**Problem description**
Could you retype all of the entries exactly, without their pictures?

■ ■ ■

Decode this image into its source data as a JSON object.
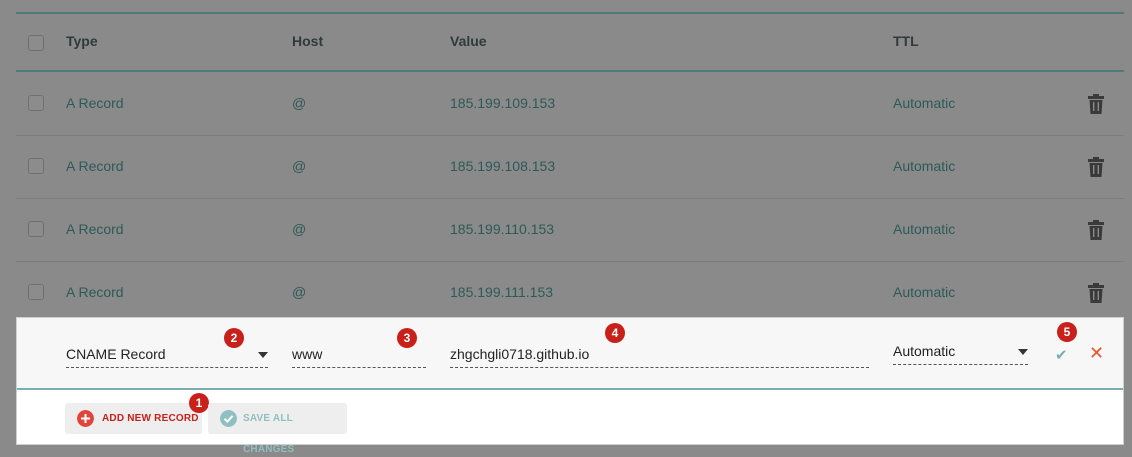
{
  "header": {
    "type": "Type",
    "host": "Host",
    "value": "Value",
    "ttl": "TTL"
  },
  "records": [
    {
      "type": "A Record",
      "host": "@",
      "value": "185.199.109.153",
      "ttl": "Automatic"
    },
    {
      "type": "A Record",
      "host": "@",
      "value": "185.199.108.153",
      "ttl": "Automatic"
    },
    {
      "type": "A Record",
      "host": "@",
      "value": "185.199.110.153",
      "ttl": "Automatic"
    },
    {
      "type": "A Record",
      "host": "@",
      "value": "185.199.111.153",
      "ttl": "Automatic"
    }
  ],
  "new_record": {
    "type": "CNAME Record",
    "host": "www",
    "value": "zhgchgli0718.github.io",
    "ttl": "Automatic"
  },
  "actions": {
    "add_new_record": "ADD NEW RECORD",
    "save_all_changes": "SAVE ALL CHANGES"
  },
  "annotations": [
    "1",
    "2",
    "3",
    "4",
    "5"
  ],
  "colors": {
    "accent_teal": "#7aaeb0",
    "record_text": "#2d5a57",
    "badge_red": "#c8211b",
    "close_orange": "#e8562a"
  },
  "icons": {
    "delete": "trash-icon",
    "add": "plus-circle-icon",
    "save": "check-circle-icon",
    "confirm": "check-icon",
    "cancel": "close-icon",
    "dropdown": "chevron-down-icon"
  }
}
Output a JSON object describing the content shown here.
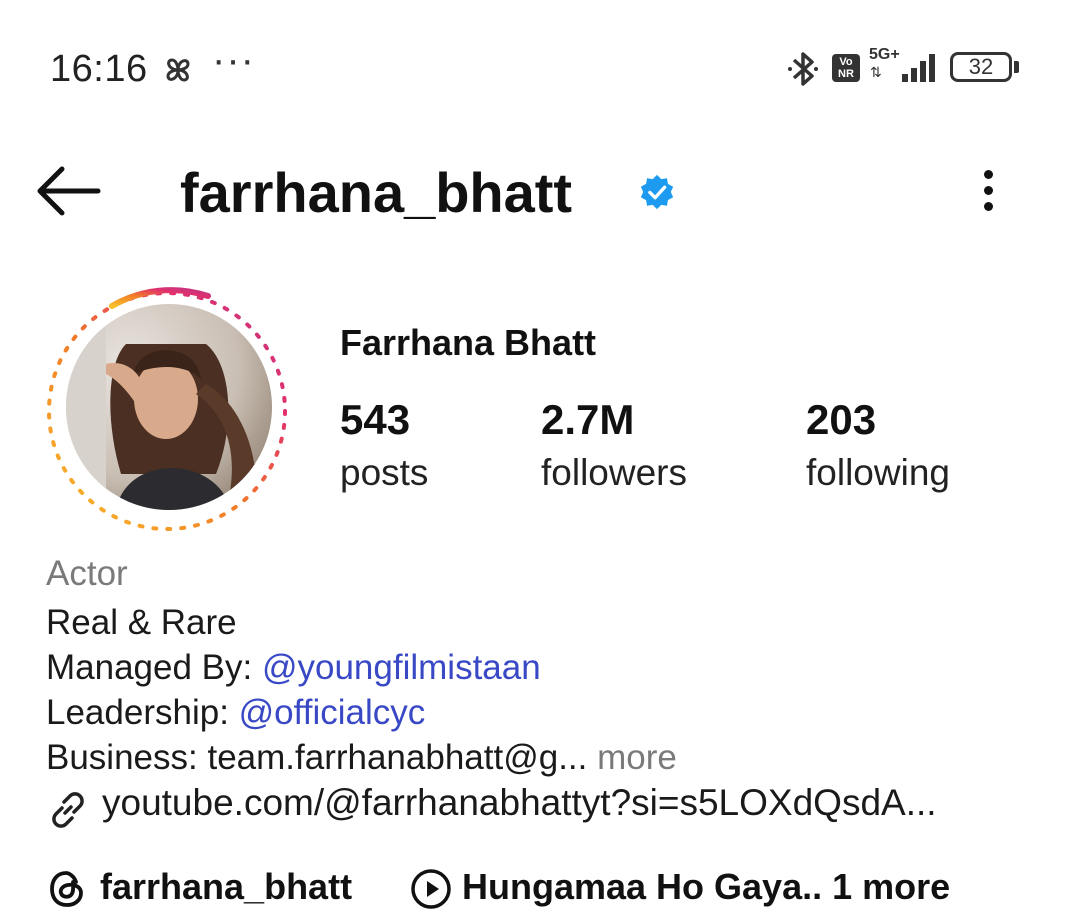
{
  "status_bar": {
    "time": "16:16",
    "overflow": "···",
    "network": "5G+",
    "vonr_top": "Vo",
    "vonr_bottom": "NR",
    "battery": "32",
    "icons": [
      "pinwheel-icon",
      "bluetooth-icon",
      "vonr-icon",
      "signal-icon",
      "battery-icon"
    ]
  },
  "header": {
    "username": "farrhana_bhatt",
    "verified": true,
    "accent_color": "#1d9bf0"
  },
  "profile": {
    "display_name": "Farrhana Bhatt",
    "stats": [
      {
        "value": "543",
        "label": "posts"
      },
      {
        "value": "2.7M",
        "label": "followers"
      },
      {
        "value": "203",
        "label": "following"
      }
    ]
  },
  "bio": {
    "category": "Actor",
    "line1": "Real & Rare",
    "managed_prefix": "Managed By: ",
    "managed_handle": "@youngfilmistaan",
    "leadership_prefix": "Leadership: ",
    "leadership_handle": "@officialcyc",
    "business": "Business: team.farrhanabhatt@g...",
    "more": "more",
    "link": "youtube.com/@farrhanabhattyt?si=s5LOXdQsdA..."
  },
  "chips": {
    "threads": "farrhana_bhatt",
    "music": "Hungamaa Ho Gaya..",
    "more": "1 more"
  },
  "colors": {
    "mention": "#3949c6",
    "muted": "#7a7a7a",
    "story_gradient": [
      "#f9c02b",
      "#f27b28",
      "#e1306c",
      "#c13584"
    ]
  }
}
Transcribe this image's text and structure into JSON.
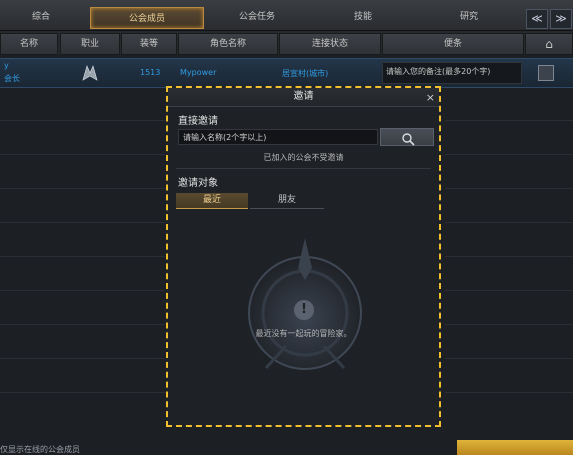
{
  "tabs": [
    {
      "label": "综合"
    },
    {
      "label": "公会成员",
      "active": true
    },
    {
      "label": "公会任务"
    },
    {
      "label": "技能"
    },
    {
      "label": "研究"
    }
  ],
  "nav": {
    "prev": "≪",
    "next": "≫"
  },
  "columns": [
    "名称",
    "职业",
    "装等",
    "角色名称",
    "连接状态",
    "便条"
  ],
  "member": {
    "rank": "会长",
    "item_level": "1513",
    "character": "Mypower",
    "status": "居宣村(城市)",
    "note_placeholder": "请输入您的备注(最多20个字)"
  },
  "dialog": {
    "title": "邀请",
    "close": "×",
    "direct_section": "直接邀请",
    "search_placeholder": "请输入名称(2个字以上)",
    "notice": "已加入的公会不受邀请",
    "target_section": "邀请对象",
    "subtabs": [
      "最近",
      "朋友"
    ],
    "empty_message": "最近没有一起玩的冒险家。"
  },
  "footer": {
    "note": "仅显示在线的公会成员"
  },
  "colors": {
    "accent_gold": "#f2c02e",
    "highlight_blue": "#2f9be0"
  }
}
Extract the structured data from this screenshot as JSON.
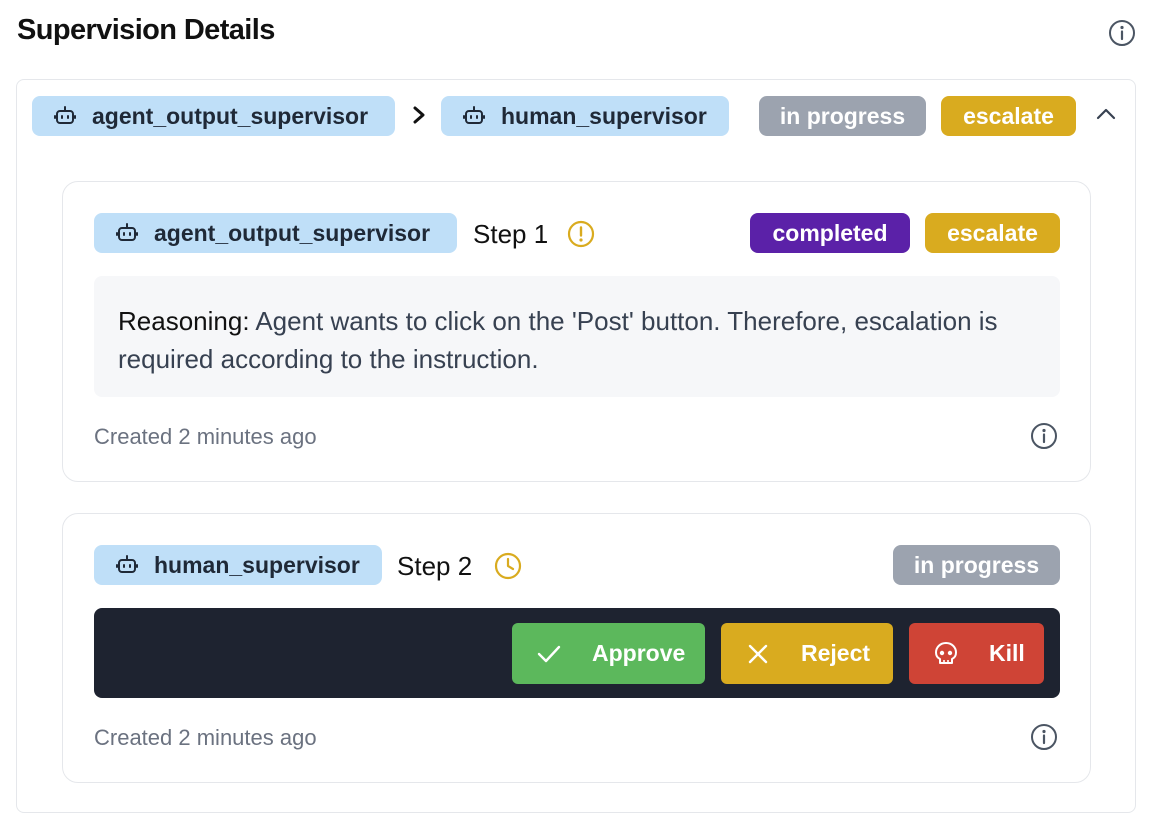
{
  "header": {
    "title": "Supervision Details"
  },
  "chain": {
    "from": "agent_output_supervisor",
    "to": "human_supervisor",
    "status": "in progress",
    "decision": "escalate"
  },
  "steps": [
    {
      "supervisor": "agent_output_supervisor",
      "step_label": "Step 1",
      "status": "completed",
      "decision": "escalate",
      "reasoning_label": "Reasoning:",
      "reasoning_text": " Agent wants to click on the 'Post' button. Therefore, escalation is required according to the instruction.",
      "created": "Created 2 minutes ago"
    },
    {
      "supervisor": "human_supervisor",
      "step_label": "Step 2",
      "status": "in progress",
      "actions": {
        "approve": "Approve",
        "reject": "Reject",
        "kill": "Kill"
      },
      "created": "Created 2 minutes ago"
    }
  ],
  "colors": {
    "chip_bg": "#bfdff8",
    "status_gray": "#9ca3af",
    "escalate_gold": "#d9ab1f",
    "completed_purple": "#5b21a8",
    "approve_green": "#5cb85c",
    "kill_red": "#cf4436",
    "action_bar": "#1e2330"
  },
  "icons": [
    "info-icon",
    "robot-icon",
    "chevron-right-icon",
    "chevron-up-icon",
    "warning-circle-icon",
    "clock-icon",
    "check-icon",
    "x-icon",
    "skull-icon"
  ]
}
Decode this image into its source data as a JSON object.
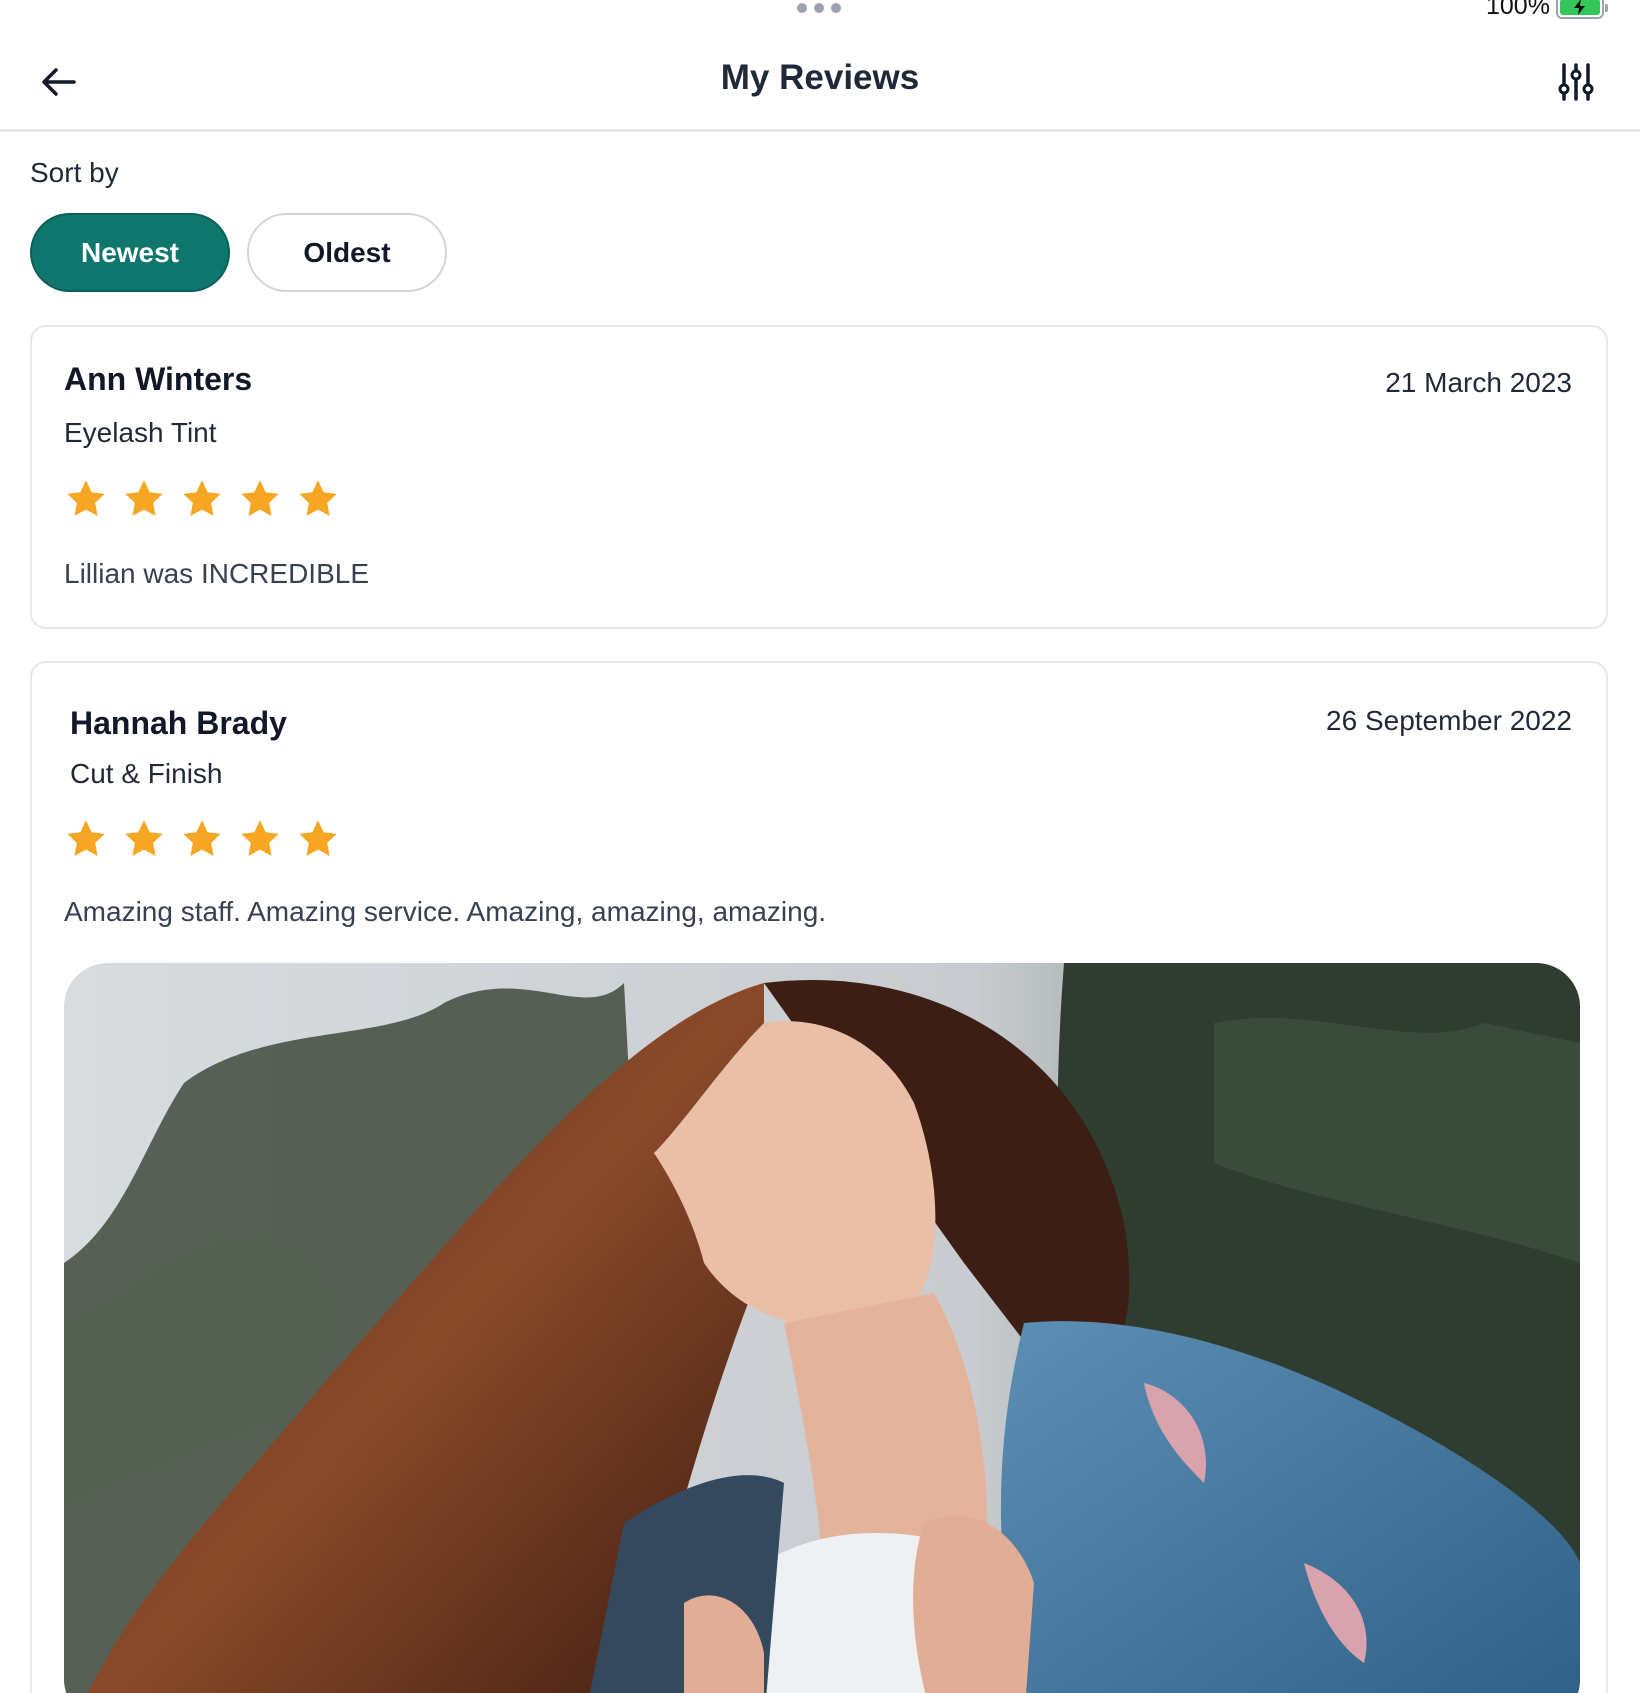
{
  "status_bar": {
    "battery_text": "100%",
    "battery_level": 1.0
  },
  "header": {
    "title": "My Reviews",
    "back_icon": "arrow-left-icon",
    "filter_icon": "sliders-icon"
  },
  "sort": {
    "label": "Sort by",
    "options": [
      "Newest",
      "Oldest"
    ],
    "selected": "Newest"
  },
  "colors": {
    "accent": "#0f766e",
    "star": "#f6a623",
    "card_border": "#e5e7eb"
  },
  "reviews": [
    {
      "name": "Ann Winters",
      "service": "Eyelash Tint",
      "date": "21 March 2023",
      "rating": 5,
      "comment": "Lillian was INCREDIBLE"
    },
    {
      "name": "Hannah Brady",
      "service": "Cut & Finish",
      "date": "26 September 2022",
      "rating": 5,
      "comment": "Amazing staff. Amazing service. Amazing, amazing, amazing.",
      "has_photo": true
    }
  ]
}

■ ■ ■

**Response to this exercise**
Decode this image into its source data as a JSON object.
{
  "header": {
    "type": "Type",
    "host": "Host",
    "value": "Value",
    "ttl": "TTL"
  },
  "records": [
    {
      "type": "A Record",
      "host": "@",
      "value": "185.199.109.153",
      "ttl": "Automatic"
    },
    {
      "type": "A Record",
      "host": "@",
      "value": "185.199.108.153",
      "ttl": "Automatic"
    },
    {
      "type": "A Record",
      "host": "@",
      "value": "185.199.110.153",
      "ttl": "Automatic"
    },
    {
      "type": "A Record",
      "host": "@",
      "value": "185.199.111.153",
      "ttl": "Automatic"
    }
  ],
  "new_record": {
    "type": "CNAME Record",
    "host": "www",
    "value": "zhgchgli0718.github.io",
    "ttl": "Automatic"
  },
  "actions": {
    "add_new_record": "ADD NEW RECORD",
    "save_all_changes": "SAVE ALL CHANGES"
  },
  "annotations": [
    "1",
    "2",
    "3",
    "4",
    "5"
  ],
  "colors": {
    "accent_teal": "#7aaeb0",
    "record_text": "#2d5a57",
    "badge_red": "#c8211b",
    "close_orange": "#e8562a"
  },
  "icons": {
    "delete": "trash-icon",
    "add": "plus-circle-icon",
    "save": "check-circle-icon",
    "confirm": "check-icon",
    "cancel": "close-icon",
    "dropdown": "chevron-down-icon"
  }
}
Output a JSON object describing the content shown here.
{
  "status_bar": {
    "time": "16:16",
    "overflow": "···",
    "network": "5G+",
    "vonr_top": "Vo",
    "vonr_bottom": "NR",
    "battery": "32",
    "icons": [
      "pinwheel-icon",
      "bluetooth-icon",
      "vonr-icon",
      "signal-icon",
      "battery-icon"
    ]
  },
  "header": {
    "username": "farrhana_bhatt",
    "verified": true,
    "accent_color": "#1d9bf0"
  },
  "profile": {
    "display_name": "Farrhana Bhatt",
    "stats": [
      {
        "value": "543",
        "label": "posts"
      },
      {
        "value": "2.7M",
        "label": "followers"
      },
      {
        "value": "203",
        "label": "following"
      }
    ]
  },
  "bio": {
    "category": "Actor",
    "line1": "Real & Rare",
    "managed_prefix": "Managed By: ",
    "managed_handle": "@youngfilmistaan",
    "leadership_prefix": "Leadership: ",
    "leadership_handle": "@officialcyc",
    "business": "Business: team.farrhanabhatt@g...",
    "more": "more",
    "link": "youtube.com/@farrhanabhattyt?si=s5LOXdQsdA..."
  },
  "chips": {
    "threads": "farrhana_bhatt",
    "music": "Hungamaa Ho Gaya..",
    "more": "1 more"
  },
  "colors": {
    "mention": "#3949c6",
    "muted": "#7a7a7a",
    "story_gradient": [
      "#f9c02b",
      "#f27b28",
      "#e1306c",
      "#c13584"
    ]
  }
}
Transcribe this image's text and structure into JSON.
{
  "tabs": [
    {
      "label": "综合"
    },
    {
      "label": "公会成员",
      "active": true
    },
    {
      "label": "公会任务"
    },
    {
      "label": "技能"
    },
    {
      "label": "研究"
    }
  ],
  "nav": {
    "prev": "≪",
    "next": "≫"
  },
  "columns": [
    "名称",
    "职业",
    "装等",
    "角色名称",
    "连接状态",
    "便条"
  ],
  "member": {
    "rank": "会长",
    "item_level": "1513",
    "character": "Mypower",
    "status": "居宣村(城市)",
    "note_placeholder": "请输入您的备注(最多20个字)"
  },
  "dialog": {
    "title": "邀请",
    "close": "×",
    "direct_section": "直接邀请",
    "search_placeholder": "请输入名称(2个字以上)",
    "notice": "已加入的公会不受邀请",
    "target_section": "邀请对象",
    "subtabs": [
      "最近",
      "朋友"
    ],
    "empty_message": "最近没有一起玩的冒险家。"
  },
  "footer": {
    "note": "仅显示在线的公会成员"
  },
  "colors": {
    "accent_gold": "#f2c02e",
    "highlight_blue": "#2f9be0"
  }
}
Extract the structured data from this screenshot as JSON.
{
  "header": {
    "title": "Supervision Details"
  },
  "chain": {
    "from": "agent_output_supervisor",
    "to": "human_supervisor",
    "status": "in progress",
    "decision": "escalate"
  },
  "steps": [
    {
      "supervisor": "agent_output_supervisor",
      "step_label": "Step 1",
      "status": "completed",
      "decision": "escalate",
      "reasoning_label": "Reasoning:",
      "reasoning_text": " Agent wants to click on the 'Post' button. Therefore, escalation is required according to the instruction.",
      "created": "Created 2 minutes ago"
    },
    {
      "supervisor": "human_supervisor",
      "step_label": "Step 2",
      "status": "in progress",
      "actions": {
        "approve": "Approve",
        "reject": "Reject",
        "kill": "Kill"
      },
      "created": "Created 2 minutes ago"
    }
  ],
  "colors": {
    "chip_bg": "#bfdff8",
    "status_gray": "#9ca3af",
    "escalate_gold": "#d9ab1f",
    "completed_purple": "#5b21a8",
    "approve_green": "#5cb85c",
    "kill_red": "#cf4436",
    "action_bar": "#1e2330"
  },
  "icons": [
    "info-icon",
    "robot-icon",
    "chevron-right-icon",
    "chevron-up-icon",
    "warning-circle-icon",
    "clock-icon",
    "check-icon",
    "x-icon",
    "skull-icon"
  ]
}
Decode this image into its source data as a JSON object.
{
  "status_bar": {
    "battery_text": "100%",
    "battery_level": 1.0
  },
  "header": {
    "title": "My Reviews",
    "back_icon": "arrow-left-icon",
    "filter_icon": "sliders-icon"
  },
  "sort": {
    "label": "Sort by",
    "options": [
      "Newest",
      "Oldest"
    ],
    "selected": "Newest"
  },
  "colors": {
    "accent": "#0f766e",
    "star": "#f6a623",
    "card_border": "#e5e7eb"
  },
  "reviews": [
    {
      "name": "Ann Winters",
      "service": "Eyelash Tint",
      "date": "21 March 2023",
      "rating": 5,
      "comment": "Lillian was INCREDIBLE"
    },
    {
      "name": "Hannah Brady",
      "service": "Cut & Finish",
      "date": "26 September 2022",
      "rating": 5,
      "comment": "Amazing staff. Amazing service. Amazing, amazing, amazing.",
      "has_photo": true
    }
  ]
}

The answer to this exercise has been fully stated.